Demand: Good. Opportunities are strong for those with backgrounds in gerontology, substance abuse, home healthcare services, and school counseling. Some agencies hire lower-cost assistants.

Qualifications: Minimum social work, sociology, psychology, or related degree; master's usually needed for counseling. Social workers must be licensed.


Average salaries: $60,450 (clinical, counseling, and school psychologists); $67,730 (other psychologists)

Demand: Good. Needs are increasing for professionals to counsel people plagued with mental and psychological issues including alcoholism, addiction, depression; and marital, family, and job problems. Schools increasingly rely on psychologists to help students with mental health and behavioral problems. Pay and private-practice opportunities are better for those with PhDs.

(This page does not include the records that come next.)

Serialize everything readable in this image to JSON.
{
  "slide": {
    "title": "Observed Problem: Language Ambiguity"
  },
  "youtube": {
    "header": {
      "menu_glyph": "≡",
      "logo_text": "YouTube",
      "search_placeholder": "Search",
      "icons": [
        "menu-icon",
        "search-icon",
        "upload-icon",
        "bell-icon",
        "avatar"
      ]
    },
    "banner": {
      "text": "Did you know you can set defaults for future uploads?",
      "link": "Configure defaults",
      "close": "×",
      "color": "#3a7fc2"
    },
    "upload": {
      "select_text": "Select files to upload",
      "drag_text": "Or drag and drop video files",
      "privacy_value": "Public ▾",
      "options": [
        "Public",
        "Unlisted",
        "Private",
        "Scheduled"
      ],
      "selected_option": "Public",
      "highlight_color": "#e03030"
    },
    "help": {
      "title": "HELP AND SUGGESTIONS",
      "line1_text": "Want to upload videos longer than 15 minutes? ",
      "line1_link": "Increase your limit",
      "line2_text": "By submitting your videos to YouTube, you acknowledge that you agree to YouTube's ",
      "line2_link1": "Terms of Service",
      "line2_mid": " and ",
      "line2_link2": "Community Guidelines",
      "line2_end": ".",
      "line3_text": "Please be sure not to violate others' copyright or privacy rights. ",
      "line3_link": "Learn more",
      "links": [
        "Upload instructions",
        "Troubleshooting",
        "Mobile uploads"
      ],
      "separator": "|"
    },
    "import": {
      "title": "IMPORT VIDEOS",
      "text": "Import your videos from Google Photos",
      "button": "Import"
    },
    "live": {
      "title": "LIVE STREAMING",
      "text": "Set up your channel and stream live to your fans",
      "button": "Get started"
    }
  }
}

Qualifications: PhD usually required for state licensure, research, teaching, and clinical jobs; those with master's or bachelor's do research or work as assistants.


Average salary: $32,230

Demand: Very good. With lower salaries, human-service assistants are getting many jobs that once went to counselors holding degrees and social workers. Their skills are needed to help the elderly, deinstitutionalized mentally and physically disabled patients, substance abusers, former prisoners, and those needing job training.

Qualifications: High school diploma; post-secondary schooling necessary for some fields of counseling, rehab, and social work.